And the lone Democrat, Rep. Wayne Owens, served notice Tuesday to his four Republican colleagues that they don't even necessarily agree on the process they should follow to try to come up with a compromise.The four Republicans - Sens. Jake Garn and Orrin Hatch and Reps. Jim Hansen and Howard Nielson - on Monday sent a letter to Owens calling for unity on the wilderness issue and proposing a process to work out compromises.

On Tuesday, Owens wrote back praising the Republicans for taking an active approach to the wilderness issue - but said their proposed steps did not go far enough for him.

Owens also warned the Republicans, "Within the next two weeks, I will introduce my bill to consider more than 5 million acres for wilderness designation. Let the debate begin."

The Republicans have not yet formally proposed how much wilderness they would like, although an aide to Hansen said he is looking at a ballpark figure of 1.9 million acres - but that it is not yet firm.

Garn's press secretary, Laurie Snow Turner, said Garn is not looking at any figure yet and wants to find a process that determines what acreage is best rather than coming up with a number first and then trying to justify it.
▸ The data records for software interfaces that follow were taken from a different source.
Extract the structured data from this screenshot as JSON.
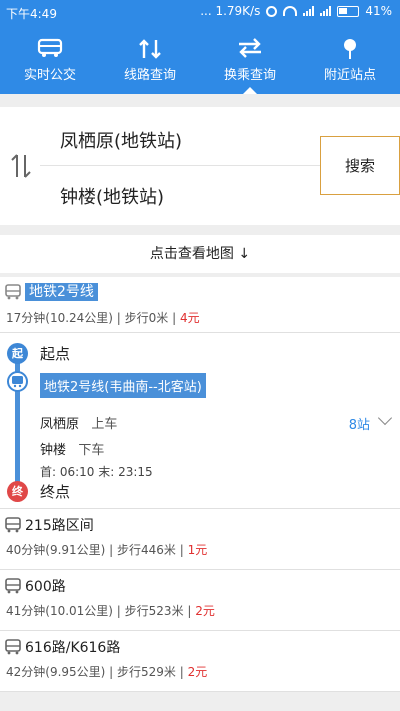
{
  "status_bar": {
    "time": "下午4:49",
    "network_speed": "... 1.79K/s",
    "battery": "41%"
  },
  "tabs": [
    {
      "label": "实时公交",
      "icon": "bus-icon"
    },
    {
      "label": "线路查询",
      "icon": "route-arrows-icon"
    },
    {
      "label": "换乘查询",
      "icon": "transfer-arrows-icon",
      "active": true
    },
    {
      "label": "附近站点",
      "icon": "pin-icon"
    }
  ],
  "route_input": {
    "from": "凤栖原(地铁站)",
    "to": "钟楼(地铁站)",
    "search_label": "搜索"
  },
  "map_link": "点击查看地图 ↓",
  "plans": [
    {
      "title": "地铁2号线",
      "meta": "17分钟(10.24公里) | 步行0米 | ",
      "price": "4元",
      "expanded": true,
      "detail": {
        "start_badge": "起",
        "start_label": "起点",
        "line_name": "地铁2号线(韦曲南--北客站)",
        "board_station": "凤栖原",
        "board_action": "上车",
        "alight_station": "钟楼",
        "alight_action": "下车",
        "hours": "首: 06:10 末: 23:15",
        "stops": "8站",
        "end_badge": "终",
        "end_label": "终点"
      }
    },
    {
      "title": "215路区间",
      "meta": "40分钟(9.91公里) | 步行446米 | ",
      "price": "1元"
    },
    {
      "title": "600路",
      "meta": "41分钟(10.01公里) | 步行523米 | ",
      "price": "2元"
    },
    {
      "title": "616路/K616路",
      "meta": "42分钟(9.95公里) | 步行529米 | ",
      "price": "2元"
    }
  ],
  "colors": {
    "primary": "#2f8ae6",
    "price": "#e03030",
    "end_node": "#e04848"
  }
}
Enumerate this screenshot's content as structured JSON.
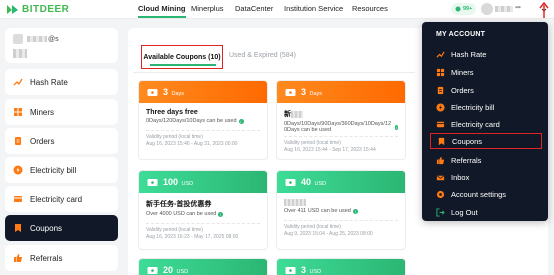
{
  "brand": {
    "name": "BITDEER"
  },
  "top_nav": [
    {
      "label": "Cloud Mining",
      "active": true
    },
    {
      "label": "Minerplus",
      "active": false
    },
    {
      "label": "DataCenter",
      "active": false
    },
    {
      "label": "Institution Service",
      "active": false
    },
    {
      "label": "Resources",
      "active": false
    }
  ],
  "header": {
    "vip_label": "99+",
    "username_suffix": "***"
  },
  "sidebar": {
    "user_suffix": "@s",
    "items": [
      {
        "label": "Hash Rate",
        "icon": "chart-line-icon"
      },
      {
        "label": "Miners",
        "icon": "grid-icon"
      },
      {
        "label": "Orders",
        "icon": "orders-icon"
      },
      {
        "label": "Electricity bill",
        "icon": "electricity-icon"
      },
      {
        "label": "Electricity card",
        "icon": "card-icon"
      },
      {
        "label": "Coupons",
        "icon": "coupon-icon",
        "active": true
      },
      {
        "label": "Referrals",
        "icon": "thumb-up-icon"
      }
    ]
  },
  "tabs": {
    "available": "Available Coupons (10)",
    "expired": "Used & Expired (584)"
  },
  "coupons": [
    {
      "color": "orange",
      "amount": "3",
      "unit": "Days",
      "title": "Three days free",
      "desc": "0Days/120Days/10Days can be used",
      "validity_label": "Validity period (local time)",
      "validity_dates": "Aug 16, 2023 15:46 - Aug 31, 2023 00:00"
    },
    {
      "color": "orange",
      "amount": "3",
      "unit": "Days",
      "title": "新",
      "desc": "0Days/10Days/90Days/360Days/10Days/12 0Days can be used",
      "validity_label": "Validity period (local time)",
      "validity_dates": "Aug 16, 2023 15:44 - Sep 17, 2023 15:44"
    },
    {
      "color": "green",
      "amount": "100",
      "unit": "USD",
      "title": "新手任务-首投优惠券",
      "desc": "Over 4000 USD can be used",
      "validity_label": "Validity period (local time)",
      "validity_dates": "Aug 16, 2023 16:23 - May 17, 2025 08:00"
    },
    {
      "color": "green",
      "amount": "40",
      "unit": "USD",
      "title": "",
      "desc": "Over 411 USD can be used",
      "validity_label": "Validity period (local time)",
      "validity_dates": "Aug 9, 2023 15:04 - Aug 25, 2023 08:00"
    },
    {
      "color": "green",
      "amount": "20",
      "unit": "USD",
      "title": "",
      "desc": "",
      "validity_label": "",
      "validity_dates": ""
    },
    {
      "color": "green",
      "amount": "3",
      "unit": "USD",
      "title": "",
      "desc": "",
      "validity_label": "",
      "validity_dates": ""
    }
  ],
  "dropdown": {
    "title": "MY ACCOUNT",
    "items": [
      {
        "label": "Hash Rate",
        "icon": "chart-line-icon"
      },
      {
        "label": "Miners",
        "icon": "grid-icon"
      },
      {
        "label": "Orders",
        "icon": "orders-icon"
      },
      {
        "label": "Electricity bill",
        "icon": "electricity-icon"
      },
      {
        "label": "Electricity card",
        "icon": "card-icon"
      },
      {
        "label": "Coupons",
        "icon": "coupon-icon",
        "highlighted": true
      },
      {
        "label": "Referrals",
        "icon": "thumb-up-icon"
      },
      {
        "label": "Inbox",
        "icon": "inbox-icon"
      },
      {
        "label": "Account settings",
        "icon": "gear-icon"
      },
      {
        "label": "Log Out",
        "icon": "logout-icon"
      }
    ]
  },
  "colors": {
    "accent": "#2bb673",
    "orange": "#ff7a12",
    "dark": "#111827",
    "highlight": "#e02424"
  }
}
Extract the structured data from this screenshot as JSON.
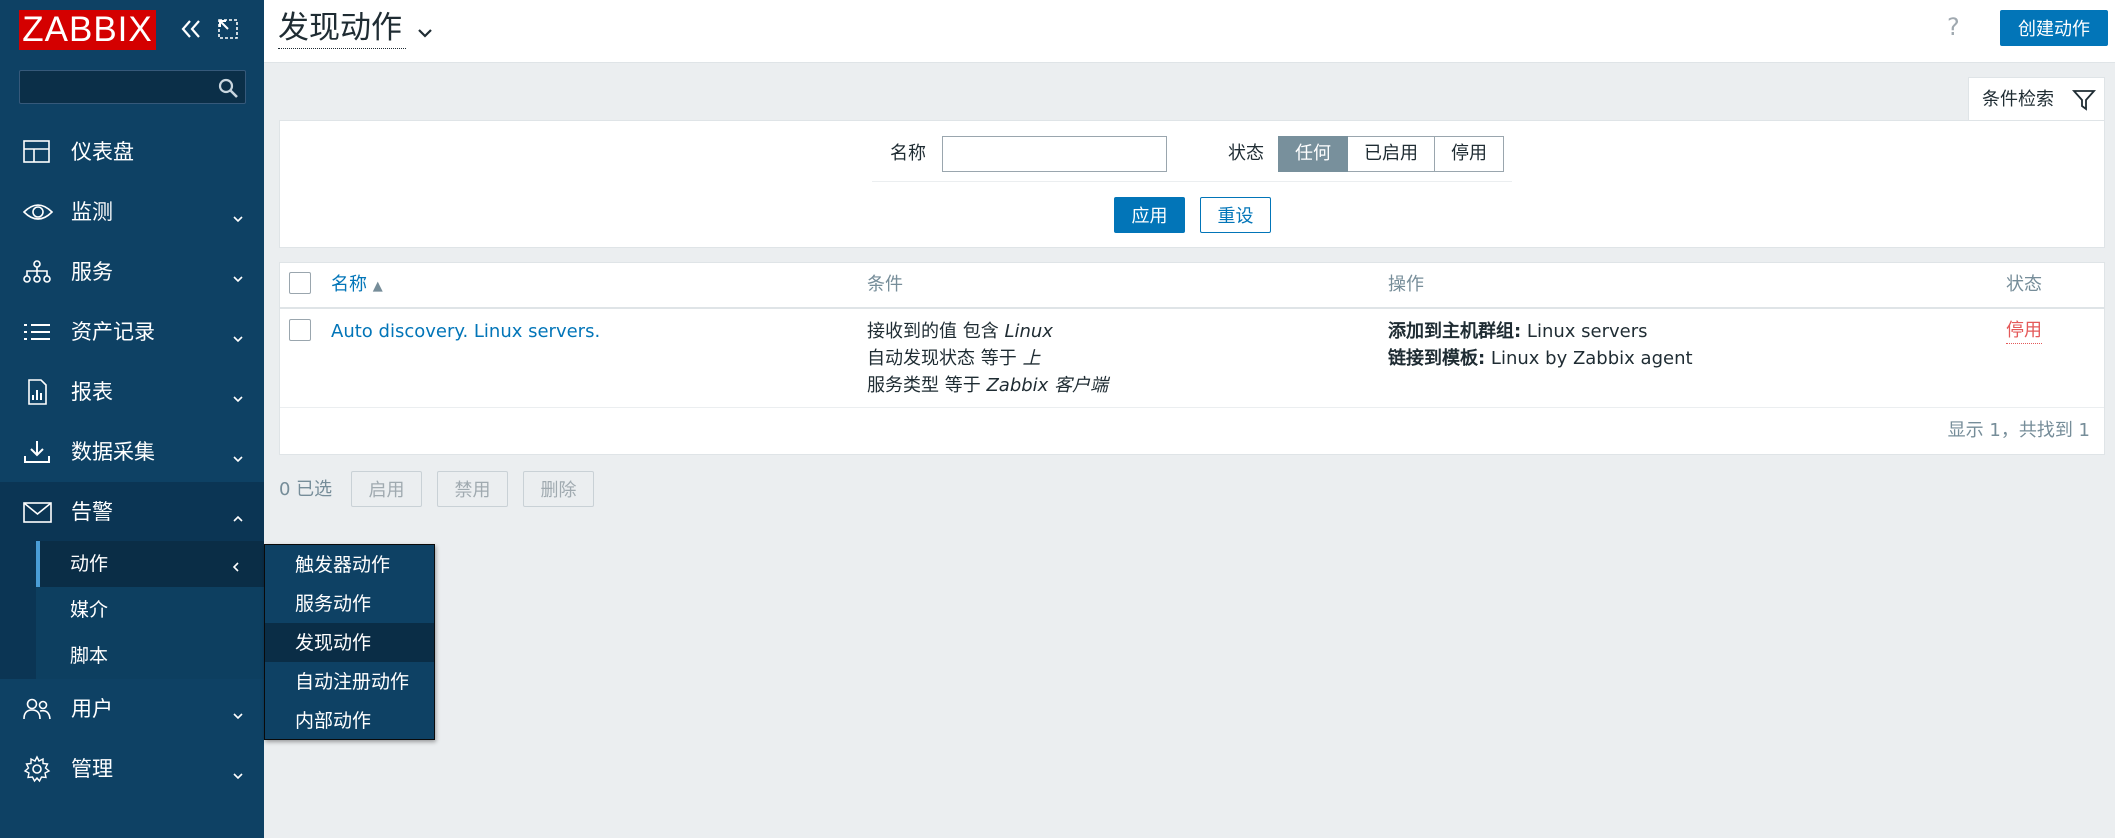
{
  "sidebar": {
    "logo": "ZABBIX",
    "search": {
      "value": "",
      "placeholder": ""
    },
    "items": [
      {
        "label": "仪表盘",
        "icon": "dashboard-icon"
      },
      {
        "label": "监测",
        "icon": "eye-icon"
      },
      {
        "label": "服务",
        "icon": "services-icon"
      },
      {
        "label": "资产记录",
        "icon": "list-icon"
      },
      {
        "label": "报表",
        "icon": "report-icon"
      },
      {
        "label": "数据采集",
        "icon": "download-icon"
      },
      {
        "label": "告警",
        "icon": "envelope-icon"
      },
      {
        "label": "用户",
        "icon": "users-icon"
      },
      {
        "label": "管理",
        "icon": "gear-icon"
      }
    ],
    "alerts_sub": [
      {
        "label": "动作"
      },
      {
        "label": "媒介"
      },
      {
        "label": "脚本"
      }
    ],
    "actions_flyout": [
      {
        "label": "触发器动作"
      },
      {
        "label": "服务动作"
      },
      {
        "label": "发现动作"
      },
      {
        "label": "自动注册动作"
      },
      {
        "label": "内部动作"
      }
    ]
  },
  "header": {
    "title": "发现动作",
    "help": "?",
    "create_button": "创建动作"
  },
  "filter": {
    "tab_label": "条件检索",
    "name_label": "名称",
    "name_value": "",
    "status_label": "状态",
    "status_options": [
      "任何",
      "已启用",
      "停用"
    ],
    "status_selected": "任何",
    "apply_button": "应用",
    "reset_button": "重设"
  },
  "table": {
    "columns": [
      "名称",
      "条件",
      "操作",
      "状态"
    ],
    "sort_indicator": "▲",
    "rows": [
      {
        "name": "Auto discovery. Linux servers.",
        "conditions": [
          {
            "text": "接收到的值 包含 ",
            "value": "Linux"
          },
          {
            "text": "自动发现状态 等于 ",
            "value": "上"
          },
          {
            "text": "服务类型 等于 ",
            "value": "Zabbix 客户端"
          }
        ],
        "operations": [
          {
            "key": "添加到主机群组:",
            "value": " Linux servers"
          },
          {
            "key": "链接到模板:",
            "value": " Linux by Zabbix agent"
          }
        ],
        "status": "停用"
      }
    ],
    "paging": "显示 1，共找到 1"
  },
  "footer": {
    "selected": "0 已选",
    "buttons": [
      "启用",
      "禁用",
      "删除"
    ]
  },
  "colors": {
    "sidebar": "#0e4164",
    "accent": "#0275b8",
    "disabled_status": "#e45959",
    "logo": "#d40000"
  }
}
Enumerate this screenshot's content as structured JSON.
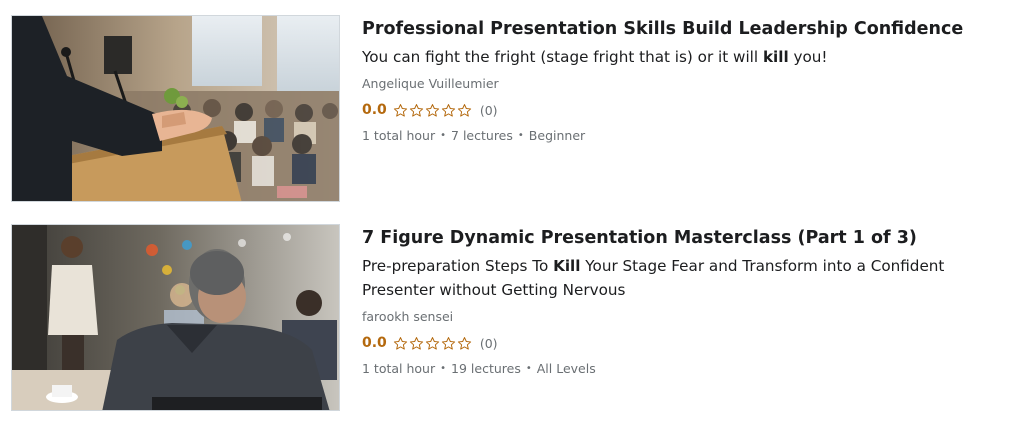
{
  "courses": [
    {
      "title": "Professional Presentation Skills Build Leadership Confidence",
      "headline_before": "You can fight the fright (stage fright that is) or it will ",
      "headline_keyword": "kill",
      "headline_after": " you!",
      "author": "Angelique Vuilleumier",
      "rating": "0.0",
      "rating_fraction": 0,
      "rating_count": "(0)",
      "duration": "1 total hour",
      "lectures": "7 lectures",
      "level": "Beginner",
      "thumbnail": "speaker-at-podium-image"
    },
    {
      "title": "7 Figure Dynamic Presentation Masterclass (Part 1 of 3)",
      "headline_before": "Pre-preparation Steps To ",
      "headline_keyword": "Kill",
      "headline_after": " Your Stage Fear and Transform into a Confident Presenter without Getting Nervous",
      "author": "farookh sensei",
      "rating": "0.0",
      "rating_fraction": 0,
      "rating_count": "(0)",
      "duration": "1 total hour",
      "lectures": "19 lectures",
      "level": "All Levels",
      "thumbnail": "audience-watching-presenter-image"
    }
  ],
  "separator": "•",
  "colors": {
    "rating": "#b4690e",
    "star": "#b4690e",
    "muted_text": "#6a6f73",
    "title_text": "#1c1d1f"
  },
  "icons": {
    "star": "star-outline-icon"
  }
}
The BLM has been reviewing 3.2 million acres of its holdings for possible wilderness designation and is expected to soon release its final recommendation. Republicans are expected to follow the BLM recommendation fairly closely.

Owens, however, wants more wilderness than the BLM is even considering because he said the BLM process that began 10 years ago excluded review of many areas because of "value judgments and discretionary determinations which are now outdated."

Owens' letter Tuesday also said he disagrees with some assumptions outlined by Republicans in their proposed process to reach a compromise on BLM wilderness.

For example, the Republicans said, "Utah residents should be the primary voice in shaping any wilderness legislation."

But Owens responded that the process "must be comprehensive and include consideration of all interests, local and national."

Also, he told Republicans, "Your proposed process would seek to set local non-renewable and temporary economic benefits as the controlling criterion, and that would be a very shortsighted mistake indeed. . . . Utah's scenic wonders are our birthright. The process for their protection should guarantee the highest standard of review, not seek the lowest common denominator."

Republicans wanted to send staff members to inspect the various proposed wilderness sites, but Owens said he plans to do all such traveling personally.

Club offended

The Sierra Club is offended by a letter from Utah's GOP congressmen that says Utahns should have a say in wilderness legislation.

"It implies Utahns thus far have not participated," said Lawson LeGate, a club representative in Salt Lake City.

"Utahns have spent years designing the 5.1 million acre wilderness proposal. It was Utahns who packed the meeting halls throughout the state to support this 5.1 million acre proposal and to criticize the BLM's wilderness proposal."